The Canadian Cattlemen’s Association (CCA) was also pleased with the news.
Under the terms of the agreement, the 40 per cent Korean tariff on fresh and frozen beef will be fully eliminated in 15 equal annual steps and the 18 per cent tariff on offals will be fully eliminated in 11 equal annual steps.
The CCA says the tariff has been the main impediment to accessing the Korean market since Korea lifted its BSE prohibition on Canada in early 2012, explains Dave Solverson. CCA president.
“For the past few years, Canada’s key beef competitor, the U.S., has enjoyed an increasing tariff advantage flowing from its FTA with South Korea. Today’s announcement means Canadian beef will be able to once again compete for meaningful access in the Korean market,” Solverson said from Seoul, where he was with Prime Minister Harper for the announcement.
The impact of the tariff disadvantage is clear. In 2002, Korea was a $40 million market for Canadian beef and its fourth largest export destination.
In 2013, with a growing tariff disadvantage relative to U.S. beef, Canada exported $7.8 million. The Canada-Korea FTA will signal to Korean buyers that they can resume their relationship with Canadian beef and maintain a long-term competitive position.
“This is excellent news for Canadian beef producers,” says Dan Darling, CCA Vice President and Foreign Trade Chair. “The ability to get every piece of the animal to the highest value market is what maximizes prices at the farm gate.

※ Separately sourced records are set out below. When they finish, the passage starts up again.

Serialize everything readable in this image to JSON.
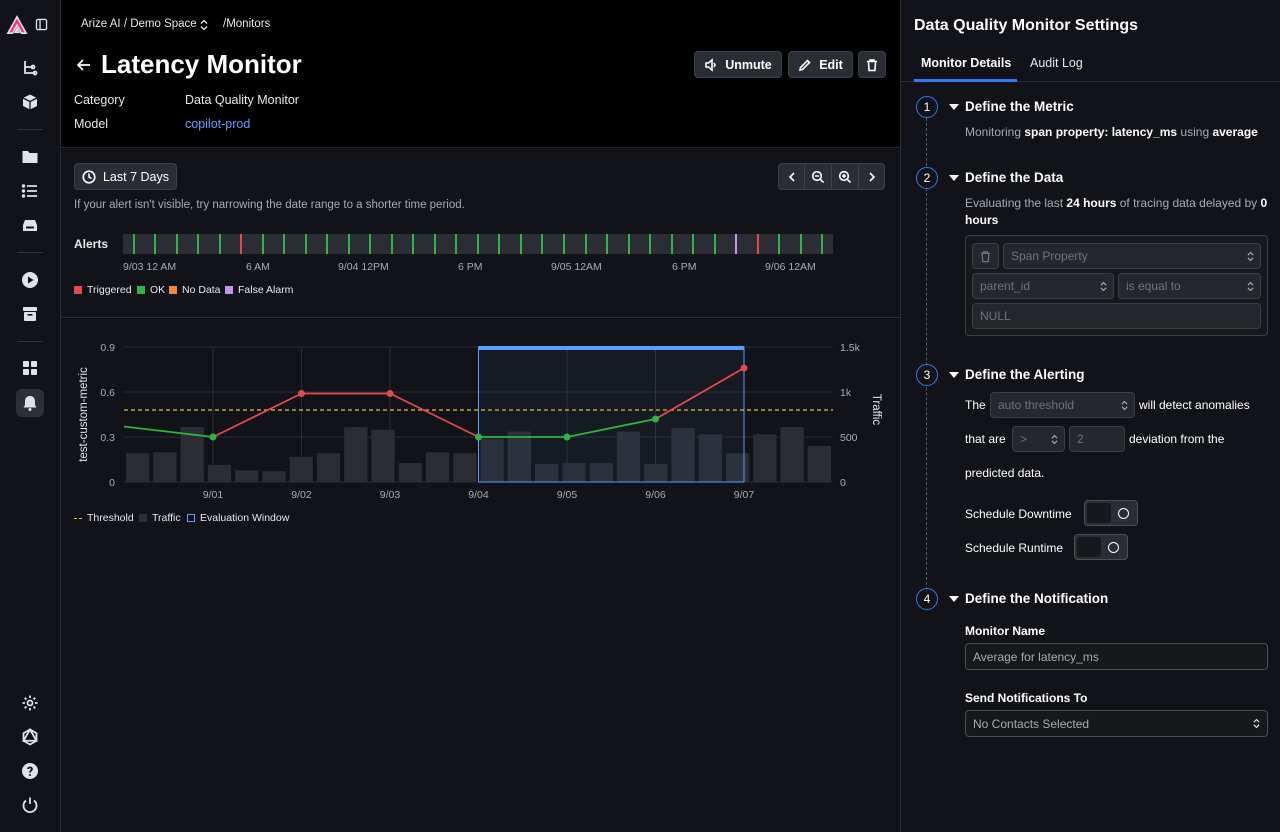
{
  "breadcrumb": {
    "space": "Arize AI / Demo Space",
    "page": "/Monitors"
  },
  "header": {
    "title": "Latency Monitor",
    "category_label": "Category",
    "category_value": "Data Quality Monitor",
    "model_label": "Model",
    "model_value": "copilot-prod",
    "unmute_label": "Unmute",
    "edit_label": "Edit"
  },
  "range": {
    "label": "Last 7 Days",
    "hint": "If your alert isn't visible, try narrowing the date range to a shorter time period."
  },
  "alerts": {
    "label": "Alerts",
    "ticks": [
      "ok",
      "ok",
      "ok",
      "ok",
      "ok",
      "triggered",
      "ok",
      "ok",
      "ok",
      "ok",
      "ok",
      "ok",
      "ok",
      "ok",
      "ok",
      "ok",
      "ok",
      "ok",
      "ok",
      "ok",
      "ok",
      "ok",
      "ok",
      "ok",
      "ok",
      "ok",
      "ok",
      "ok",
      "false_alarm",
      "triggered",
      "ok",
      "ok",
      "ok"
    ],
    "time_labels": [
      "9/03 12 AM",
      "6 AM",
      "9/04 12PM",
      "6 PM",
      "9/05 12AM",
      "6 PM",
      "9/06 12AM"
    ],
    "legend": [
      "Triggered",
      "OK",
      "No Data",
      "False Alarm"
    ],
    "colors": {
      "triggered": "#e5484d",
      "ok": "#2fb344",
      "no_data": "#f0883e",
      "false_alarm": "#c792ea"
    }
  },
  "chart_data": {
    "type": "line",
    "ylabel": "test-custom-metric",
    "y2label": "Traffic",
    "x": [
      "9/01",
      "9/02",
      "9/03",
      "9/04",
      "9/05",
      "9/06",
      "9/07"
    ],
    "yticks": [
      "0.9",
      "0.6",
      "0.3",
      "0"
    ],
    "y2ticks": [
      "1.5k",
      "1k",
      "500",
      "0"
    ],
    "ylim": [
      0,
      0.9
    ],
    "y2lim": [
      0,
      1500
    ],
    "threshold": 0.48,
    "series": [
      {
        "name": "metric",
        "points": [
          [
            0.33,
            0.37
          ],
          [
            1,
            0.3
          ],
          [
            2,
            0.59
          ],
          [
            3,
            0.59
          ],
          [
            4,
            0.3
          ],
          [
            5,
            0.3
          ],
          [
            6,
            0.42
          ],
          [
            7,
            0.76
          ]
        ]
      }
    ],
    "traffic": [
      320,
      330,
      610,
      190,
      130,
      120,
      280,
      320,
      610,
      580,
      210,
      330,
      320,
      480,
      560,
      200,
      210,
      210,
      560,
      200,
      600,
      530,
      320,
      530,
      610,
      400
    ],
    "evaluation_window": [
      4,
      7
    ],
    "legend": [
      "Threshold",
      "Traffic",
      "Evaluation Window"
    ]
  },
  "panel": {
    "title": "Data Quality Monitor Settings",
    "tabs": [
      "Monitor Details",
      "Audit Log"
    ],
    "step1": {
      "num": "1",
      "title": "Define the Metric",
      "text_a": "Monitoring ",
      "text_b": "span property: latency_ms",
      "text_c": " using ",
      "text_d": "average"
    },
    "step2": {
      "num": "2",
      "title": "Define the Data",
      "text_a": "Evaluating the last ",
      "text_b": "24 hours",
      "text_c": " of tracing data delayed by ",
      "text_d": "0 hours",
      "select1": "Span Property",
      "select2": "parent_id",
      "select3": "is equal to",
      "value": "NULL"
    },
    "step3": {
      "num": "3",
      "title": "Define the Alerting",
      "the": "The",
      "threshold_select": "auto threshold",
      "detect": "will detect anomalies",
      "that_are": "that are",
      "op_select": ">",
      "deviation": "2",
      "deviation_from": "deviation from the",
      "predicted": "predicted data.",
      "downtime": "Schedule Downtime",
      "runtime": "Schedule Runtime"
    },
    "step4": {
      "num": "4",
      "title": "Define the Notification",
      "name_label": "Monitor Name",
      "name_value": "Average for latency_ms",
      "send_label": "Send Notifications To",
      "send_value": "No Contacts Selected"
    }
  }
}
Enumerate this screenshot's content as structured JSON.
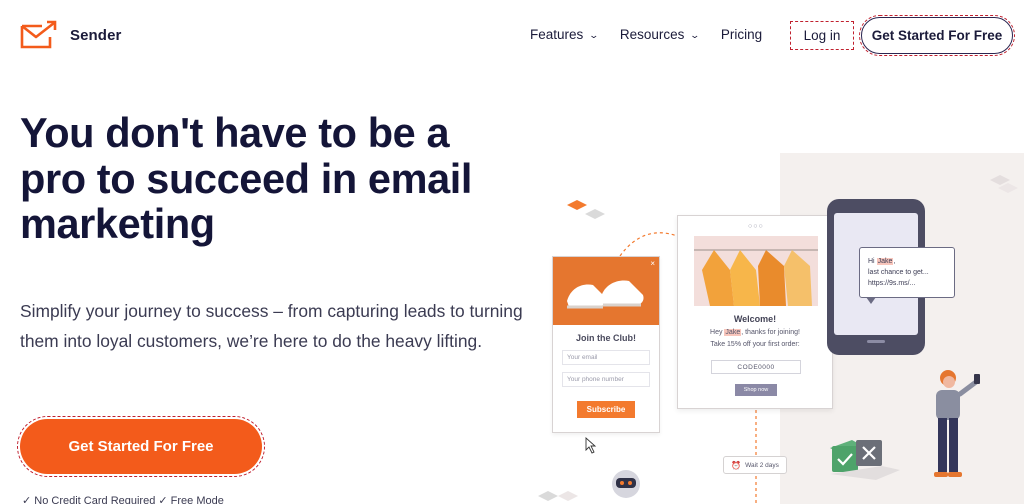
{
  "brand": {
    "name": "Sender",
    "accent": "#f35b1b"
  },
  "nav": {
    "items": [
      {
        "label": "Features",
        "icon": "chevron-down-icon"
      },
      {
        "label": "Resources",
        "icon": "chevron-down-icon"
      },
      {
        "label": "Pricing"
      }
    ],
    "login": "Log in",
    "cta": "Get Started For Free"
  },
  "hero": {
    "headline": "You don't have to be a pro to succeed in email marketing",
    "subtitle": "Simplify your journey to success – from capturing leads to turning them into loyal customers, we’re here to do the heavy lifting.",
    "cta": "Get Started For Free",
    "note": "✓ No Credit Card Required  ✓ Free Mode"
  },
  "illustration": {
    "popup": {
      "title": "Join the Club!",
      "email_placeholder": "Your email",
      "phone_placeholder": "Your phone number",
      "button": "Subscribe"
    },
    "email": {
      "welcome": "Welcome!",
      "line1_prefix": "Hey ",
      "line1_name": "Jake",
      "line1_suffix": ", thanks for joining!",
      "line2": "Take 15% off your first order:",
      "code": "CODE0000",
      "button": "Shop now"
    },
    "sms": {
      "line1_prefix": "Hi ",
      "line1_name": "Jake",
      "line1_suffix": ",",
      "line2": "last chance to get...",
      "line3": "https://9s.ms/..."
    },
    "wait": "Wait 2 days"
  }
}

I particularly like that we will be getting an aggressive phase-out on offals that get more value in Korea than they do here in North America.”
Photo: Prime Minister Stephen Harper and South Korean President Park Geun-hye